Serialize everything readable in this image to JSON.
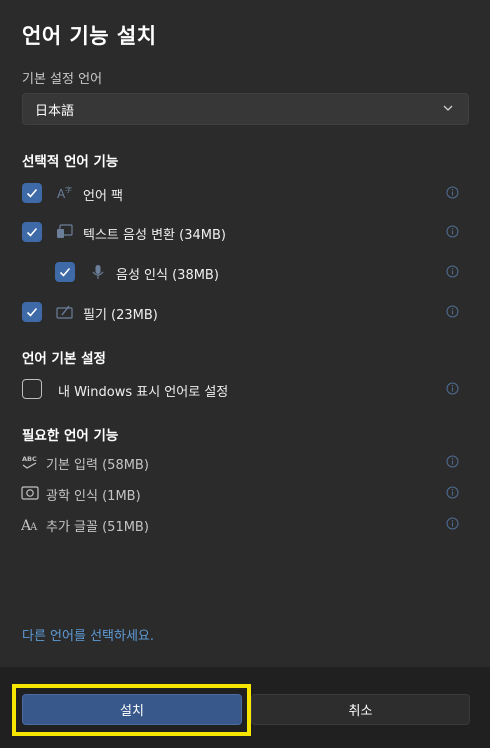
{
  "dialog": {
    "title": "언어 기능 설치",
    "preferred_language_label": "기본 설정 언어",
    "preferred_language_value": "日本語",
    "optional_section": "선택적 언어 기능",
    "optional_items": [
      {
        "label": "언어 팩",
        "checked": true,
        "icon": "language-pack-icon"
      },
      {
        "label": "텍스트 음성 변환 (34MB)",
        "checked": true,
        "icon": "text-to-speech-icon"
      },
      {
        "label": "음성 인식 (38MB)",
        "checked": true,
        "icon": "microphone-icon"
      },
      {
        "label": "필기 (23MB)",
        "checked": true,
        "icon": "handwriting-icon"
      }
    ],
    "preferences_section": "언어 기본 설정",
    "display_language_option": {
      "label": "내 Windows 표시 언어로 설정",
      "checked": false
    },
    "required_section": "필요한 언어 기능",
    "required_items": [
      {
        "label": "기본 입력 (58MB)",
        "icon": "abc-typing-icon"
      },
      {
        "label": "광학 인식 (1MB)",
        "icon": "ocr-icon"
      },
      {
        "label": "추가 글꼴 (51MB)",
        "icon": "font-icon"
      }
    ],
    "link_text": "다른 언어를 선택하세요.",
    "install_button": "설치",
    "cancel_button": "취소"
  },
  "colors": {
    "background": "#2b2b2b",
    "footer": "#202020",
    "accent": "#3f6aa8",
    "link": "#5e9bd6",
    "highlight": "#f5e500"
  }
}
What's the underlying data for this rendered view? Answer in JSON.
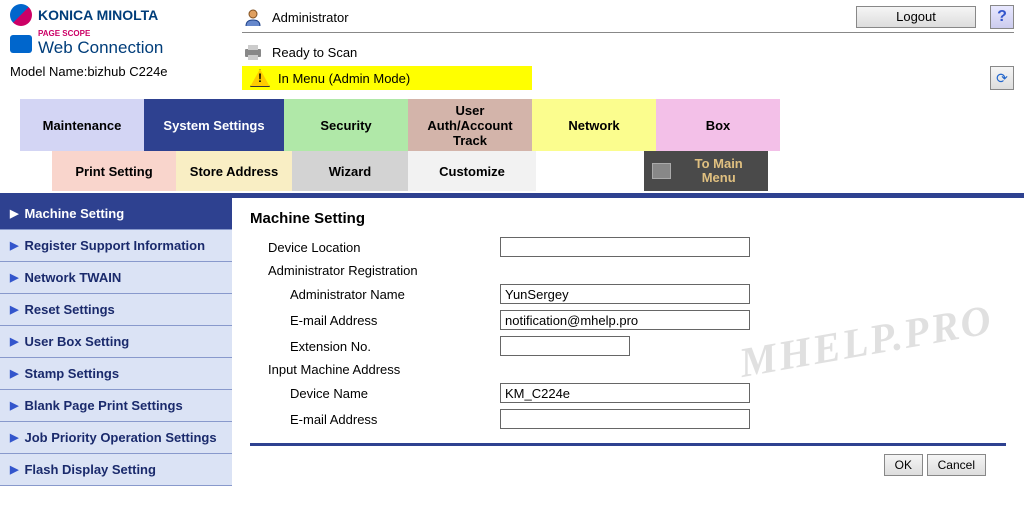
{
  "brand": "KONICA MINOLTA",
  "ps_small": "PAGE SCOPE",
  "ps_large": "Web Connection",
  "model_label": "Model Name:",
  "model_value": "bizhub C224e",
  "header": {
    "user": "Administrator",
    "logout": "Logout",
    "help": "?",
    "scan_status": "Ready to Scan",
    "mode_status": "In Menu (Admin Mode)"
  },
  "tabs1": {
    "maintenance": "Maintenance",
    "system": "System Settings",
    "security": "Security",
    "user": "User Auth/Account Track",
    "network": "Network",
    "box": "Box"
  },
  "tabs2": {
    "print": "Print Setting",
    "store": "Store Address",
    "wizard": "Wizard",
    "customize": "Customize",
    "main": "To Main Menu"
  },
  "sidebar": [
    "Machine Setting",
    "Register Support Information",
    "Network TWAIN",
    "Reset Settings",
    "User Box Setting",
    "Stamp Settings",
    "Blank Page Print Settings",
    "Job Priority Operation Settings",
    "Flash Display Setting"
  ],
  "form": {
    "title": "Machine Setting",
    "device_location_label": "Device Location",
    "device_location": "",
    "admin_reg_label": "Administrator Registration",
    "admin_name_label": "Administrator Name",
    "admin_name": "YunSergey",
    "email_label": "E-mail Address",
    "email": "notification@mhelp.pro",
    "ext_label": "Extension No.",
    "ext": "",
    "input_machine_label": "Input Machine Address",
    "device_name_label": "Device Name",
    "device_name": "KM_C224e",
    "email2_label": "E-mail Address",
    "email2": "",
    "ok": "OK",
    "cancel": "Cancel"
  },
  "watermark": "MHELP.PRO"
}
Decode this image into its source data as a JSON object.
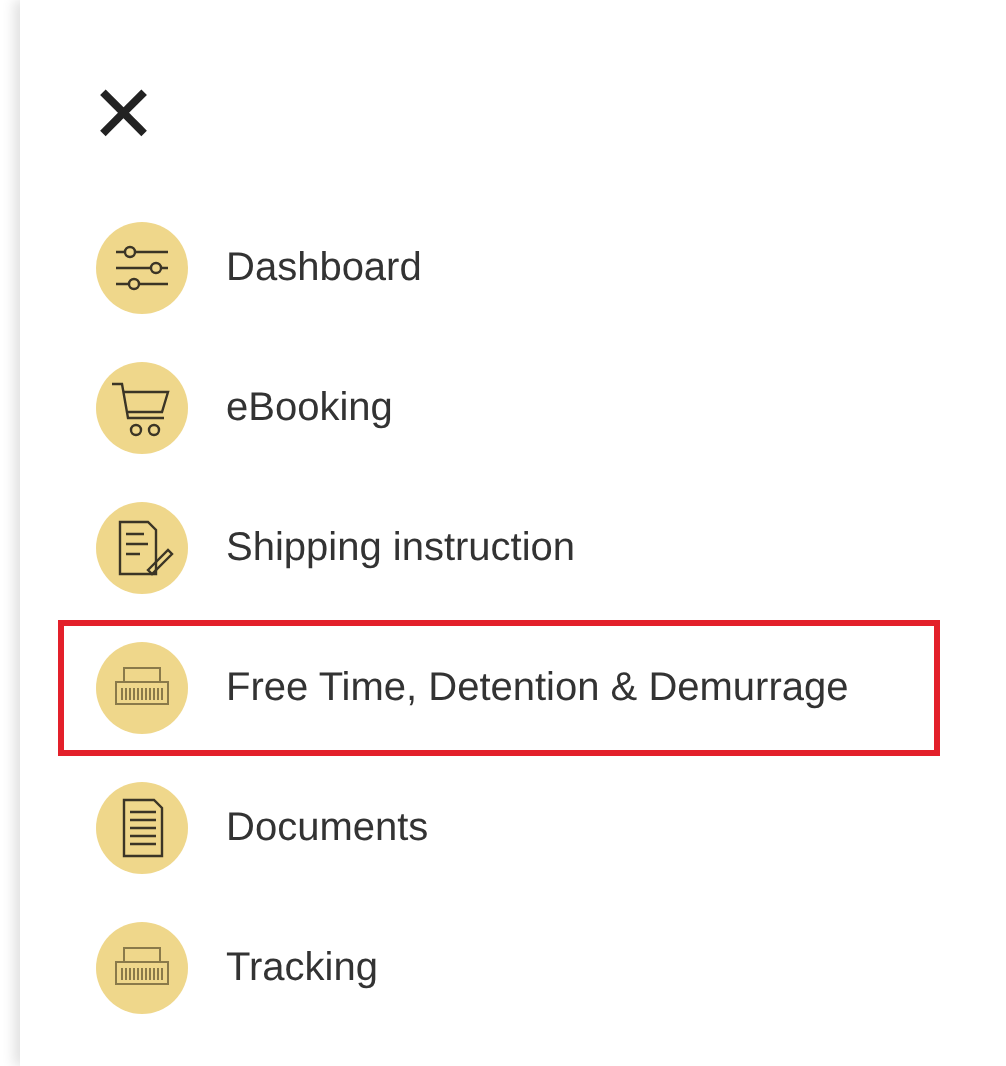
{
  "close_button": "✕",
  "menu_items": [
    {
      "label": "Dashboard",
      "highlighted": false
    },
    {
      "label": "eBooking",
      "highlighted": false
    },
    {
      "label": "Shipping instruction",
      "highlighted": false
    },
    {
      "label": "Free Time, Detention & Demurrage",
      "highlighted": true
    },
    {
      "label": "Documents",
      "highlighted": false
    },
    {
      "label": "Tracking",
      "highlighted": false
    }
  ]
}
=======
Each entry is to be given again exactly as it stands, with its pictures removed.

● EXERCISE RESPONSE
Serialize everything readable in this image to JSON.
{
  "dialog": {
    "title": "언어 기능 설치",
    "preferred_language_label": "기본 설정 언어",
    "preferred_language_value": "日本語",
    "optional_section": "선택적 언어 기능",
    "optional_items": [
      {
        "label": "언어 팩",
        "checked": true,
        "icon": "language-pack-icon"
      },
      {
        "label": "텍스트 음성 변환 (34MB)",
        "checked": true,
        "icon": "text-to-speech-icon"
      },
      {
        "label": "음성 인식 (38MB)",
        "checked": true,
        "icon": "microphone-icon"
      },
      {
        "label": "필기 (23MB)",
        "checked": true,
        "icon": "handwriting-icon"
      }
    ],
    "preferences_section": "언어 기본 설정",
    "display_language_option": {
      "label": "내 Windows 표시 언어로 설정",
      "checked": false
    },
    "required_section": "필요한 언어 기능",
    "required_items": [
      {
        "label": "기본 입력 (58MB)",
        "icon": "abc-typing-icon"
      },
      {
        "label": "광학 인식 (1MB)",
        "icon": "ocr-icon"
      },
      {
        "label": "추가 글꼴 (51MB)",
        "icon": "font-icon"
      }
    ],
    "link_text": "다른 언어를 선택하세요.",
    "install_button": "설치",
    "cancel_button": "취소"
  },
  "colors": {
    "background": "#2b2b2b",
    "footer": "#202020",
    "accent": "#3f6aa8",
    "link": "#5e9bd6",
    "highlight": "#f5e500"
  }
}
What's the underlying data for this rendered view? Answer in JSON.
{
  "brand": "KONICA MINOLTA",
  "ps_small": "PAGE SCOPE",
  "ps_large": "Web Connection",
  "model_label": "Model Name:",
  "model_value": "bizhub C224e",
  "header": {
    "user": "Administrator",
    "logout": "Logout",
    "help": "?",
    "scan_status": "Ready to Scan",
    "mode_status": "In Menu (Admin Mode)"
  },
  "tabs1": {
    "maintenance": "Maintenance",
    "system": "System Settings",
    "security": "Security",
    "user": "User Auth/Account Track",
    "network": "Network",
    "box": "Box"
  },
  "tabs2": {
    "print": "Print Setting",
    "store": "Store Address",
    "wizard": "Wizard",
    "customize": "Customize",
    "main": "To Main Menu"
  },
  "sidebar": [
    "Machine Setting",
    "Register Support Information",
    "Network TWAIN",
    "Reset Settings",
    "User Box Setting",
    "Stamp Settings",
    "Blank Page Print Settings",
    "Job Priority Operation Settings",
    "Flash Display Setting"
  ],
  "form": {
    "title": "Machine Setting",
    "device_location_label": "Device Location",
    "device_location": "",
    "admin_reg_label": "Administrator Registration",
    "admin_name_label": "Administrator Name",
    "admin_name": "YunSergey",
    "email_label": "E-mail Address",
    "email": "notification@mhelp.pro",
    "ext_label": "Extension No.",
    "ext": "",
    "input_machine_label": "Input Machine Address",
    "device_name_label": "Device Name",
    "device_name": "KM_C224e",
    "email2_label": "E-mail Address",
    "email2": "",
    "ok": "OK",
    "cancel": "Cancel"
  },
  "watermark": "MHELP.PRO"
}
Decode this image into its source data as a JSON object.
{
  "close_button": "✕",
  "menu_items": [
    {
      "label": "Dashboard",
      "highlighted": false
    },
    {
      "label": "eBooking",
      "highlighted": false
    },
    {
      "label": "Shipping instruction",
      "highlighted": false
    },
    {
      "label": "Free Time, Detention & Demurrage",
      "highlighted": true
    },
    {
      "label": "Documents",
      "highlighted": false
    },
    {
      "label": "Tracking",
      "highlighted": false
    }
  ]
}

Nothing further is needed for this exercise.